Henry is running for one of the positions in Precinct 1407.
“It's definitely a calmer race as compared to any other type of office,” he said. “It's on the ballot, that's for sure. It's not acrimonious. A lot of times it comes down to name recognition.”
The committeeperson role is only voted on every four years in the August Primary. Only people designated to vote in a specific precinct will be able to vote for the committee person in that precinct.
For that reason, Phillips said it isn’t common to see much information available online regarding those races.
“Because there's such a small amount of attention given to it, and it’s a volunteer position, they actually don't raise money,” Phillips said. “They don't campaign or spend money. Basically, the only place, the only source of information for them is the parties themselves.”
Phillips said overall, the Supervisor of Elections office knows very little about the candidates, and is only involved in making sure they qualify to run.
“They basically come to the office during the qualifying period and sign a loyalty oath. That loyalty says they've been a member of the party for the last several months,” Phillips said. “That's basically it.”
The total voting population in a specific precinct determines how many committee positions will be available. If there are less than 1,000 voters in a precinct, it would have one committeeman and one committeewoman. If the precinct has over 1,000 voters, that number rises to two committee persons each.
Phillips said even though many people skip even voting for a committeeperson, it’s still an important position.
“This is really part of the inside baseball part of elections,” he said.
In Jacksonville, Precincts 204, 206, 305, 312, 401, 404, 1407, and 1408 all have committeeperson seats up for grabs in the August 18 Florida primary election.

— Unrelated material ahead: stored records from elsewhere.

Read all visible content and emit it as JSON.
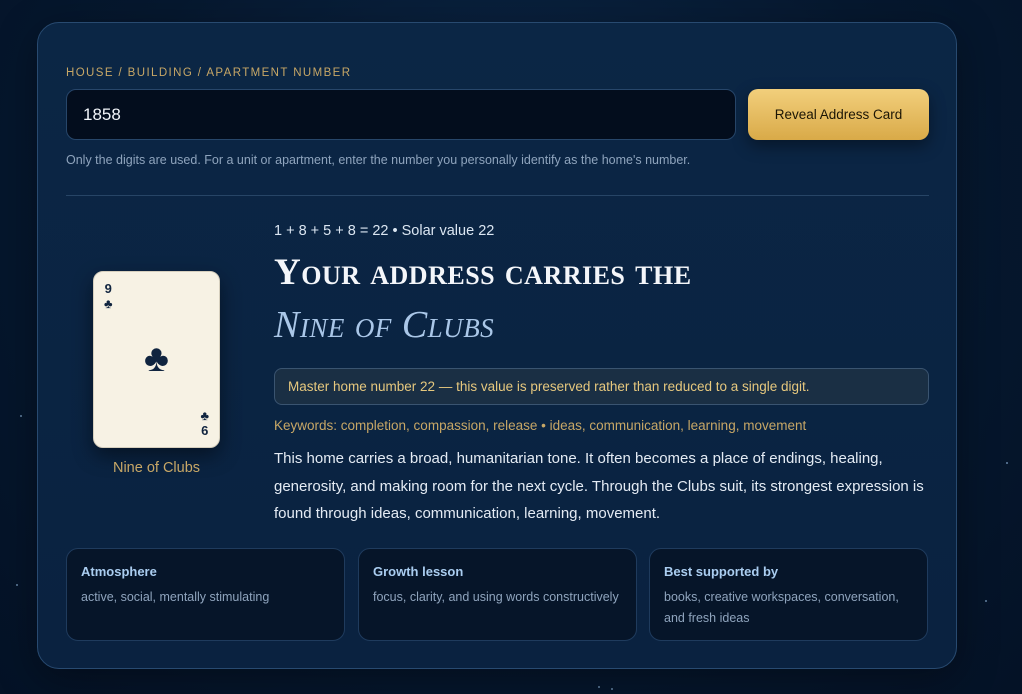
{
  "form": {
    "label": "HOUSE / BUILDING / APARTMENT NUMBER",
    "value": "1858",
    "button_label": "Reveal Address Card",
    "hint": "Only the digits are used. For a unit or apartment, enter the number you personally identify as the home's number."
  },
  "result": {
    "card": {
      "rank_top": "9",
      "suit_symbol": "♣",
      "rank_bottom": "6",
      "caption": "Nine of Clubs"
    },
    "calculation": "1 + 8 + 5 + 8 = 22 • Solar value 22",
    "headline": "Your address carries the",
    "subheadline": "Nine of Clubs",
    "master_note": "Master home number 22 — this value is preserved rather than reduced to a single digit.",
    "keywords": "Keywords: completion, compassion, release • ideas, communication, learning, movement",
    "description": "This home carries a broad, humanitarian tone. It often becomes a place of endings, healing, generosity, and making room for the next cycle. Through the Clubs suit, its strongest expression is found through ideas, communication, learning, movement."
  },
  "info_cards": [
    {
      "title": "Atmosphere",
      "text": "active, social, mentally stimulating"
    },
    {
      "title": "Growth lesson",
      "text": "focus, clarity, and using words constructively"
    },
    {
      "title": "Best supported by",
      "text": "books, creative workspaces, conversation, and fresh ideas"
    }
  ],
  "colors": {
    "accent_gold": "#d9aa48",
    "label_gold": "#c7a766",
    "background": "#06182f",
    "card_face": "#f7f2e4"
  }
}
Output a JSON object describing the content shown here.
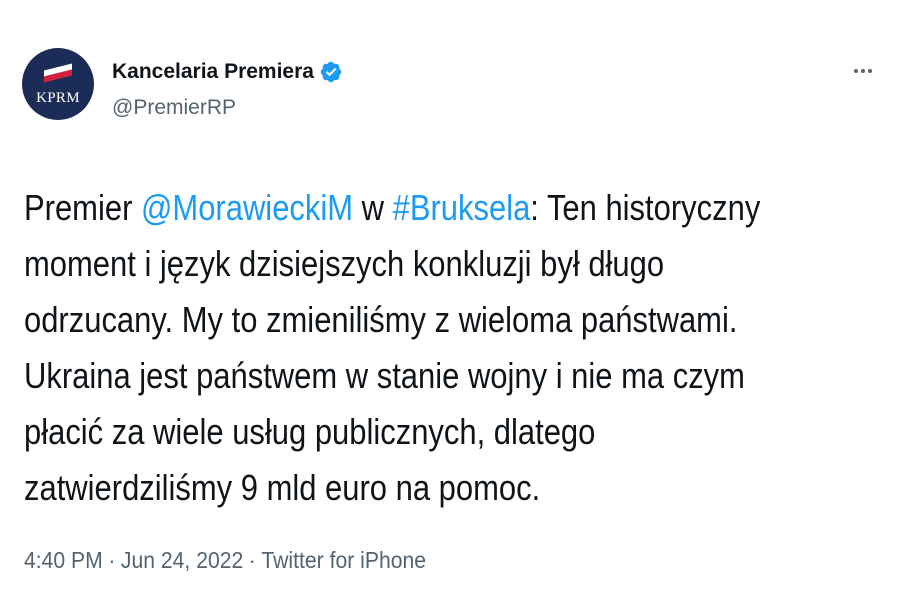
{
  "account": {
    "display_name": "Kancelaria Premiera",
    "handle": "@PremierRP",
    "avatar_text": "KPRM",
    "verified": true
  },
  "tweet": {
    "line1": {
      "t1": "Premier ",
      "mention": "@MorawieckiM",
      "t2": " w ",
      "hashtag": "#Bruksela",
      "t3": ": Ten historyczny"
    },
    "line2": "moment i język dzisiejszych konkluzji był długo",
    "line3": "odrzucany. My to zmieniliśmy z wieloma państwami.",
    "line4": "Ukraina jest państwem w stanie wojny i nie ma czym",
    "line5": "płacić za wiele usług publicznych, dlatego",
    "line6": "zatwierdziliśmy 9 mld euro na pomoc."
  },
  "meta": {
    "time": "4:40 PM",
    "separator": "·",
    "date": "Jun 24, 2022",
    "source": "Twitter for iPhone"
  },
  "colors": {
    "link": "#1d9bf0",
    "text": "#0f1419",
    "secondary": "#536471",
    "avatar_bg": "#1b2d57"
  },
  "icons": [
    "verified-badge-icon",
    "more-options-icon",
    "polish-flag-icon"
  ]
}
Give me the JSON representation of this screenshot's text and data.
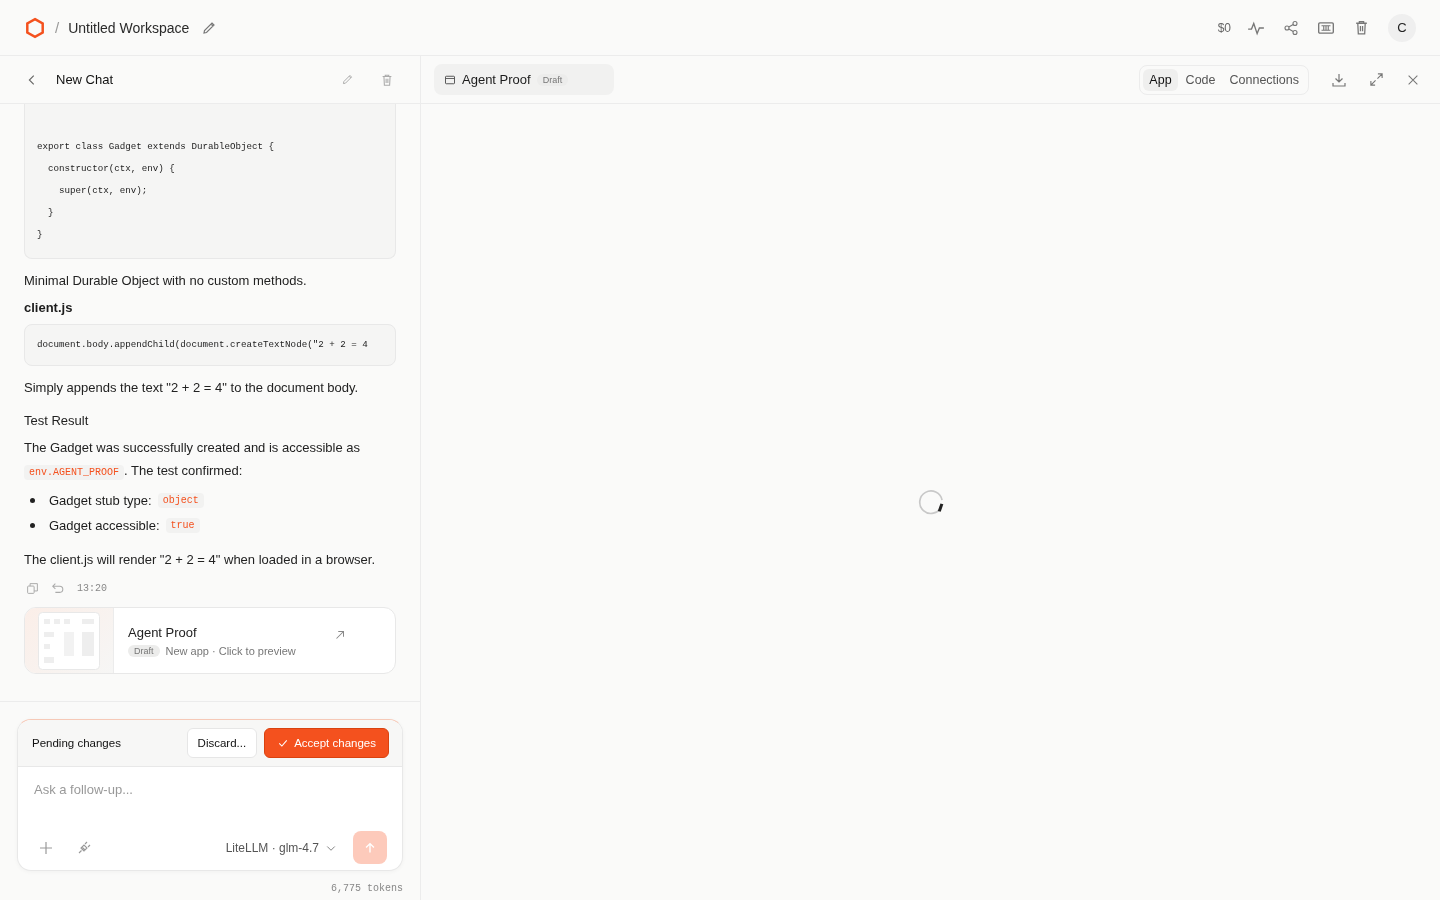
{
  "topbar": {
    "separator": "/",
    "workspace": "Untitled Workspace",
    "cost": "$0",
    "avatar": "C"
  },
  "chat": {
    "title": "New Chat",
    "blocks": [
      {
        "kind": "code",
        "lines": [
          "export class Gadget extends DurableObject {",
          "  constructor(ctx, env) {",
          "    super(ctx, env);",
          "  }",
          "}"
        ]
      },
      {
        "kind": "para",
        "text": "Minimal Durable Object with no custom methods."
      },
      {
        "kind": "file",
        "text": "client.js"
      },
      {
        "kind": "code",
        "lines": [
          "document.body.appendChild(document.createTextNode(\"2 + 2 = 4"
        ]
      },
      {
        "kind": "para",
        "text": "Simply appends the text \"2 + 2 = 4\" to the document body."
      },
      {
        "kind": "heading",
        "text": "Test Result"
      },
      {
        "kind": "rich",
        "parts": [
          {
            "t": "The Gadget was successfully created and is accessible as "
          },
          {
            "code": "env.AGENT_PROOF"
          },
          {
            "t": ". The test confirmed:"
          }
        ]
      },
      {
        "kind": "bullets",
        "items": [
          {
            "label": "Gadget stub type:",
            "code": "object"
          },
          {
            "label": "Gadget accessible:",
            "code": "true"
          }
        ]
      },
      {
        "kind": "para",
        "text": "The client.js will render \"2 + 2 = 4\" when loaded in a browser."
      }
    ],
    "time": "13:20",
    "card": {
      "title": "Agent Proof",
      "badge": "Draft",
      "subtitle": "New app · Click to preview"
    },
    "pending": {
      "label": "Pending changes",
      "discard": "Discard...",
      "accept": "Accept changes"
    },
    "input": {
      "placeholder": "Ask a follow-up...",
      "model": "LiteLLM · glm-4.7"
    },
    "tokens": "6,775 tokens"
  },
  "preview": {
    "title": "Agent Proof",
    "badge": "Draft",
    "tabs": [
      {
        "label": "App",
        "selected": true
      },
      {
        "label": "Code",
        "selected": false
      },
      {
        "label": "Connections",
        "selected": false
      }
    ]
  }
}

Sky Lebron can be reached at firstname.lastname@example.org, 904-358-6319 or on Twitter at @SkylerLebron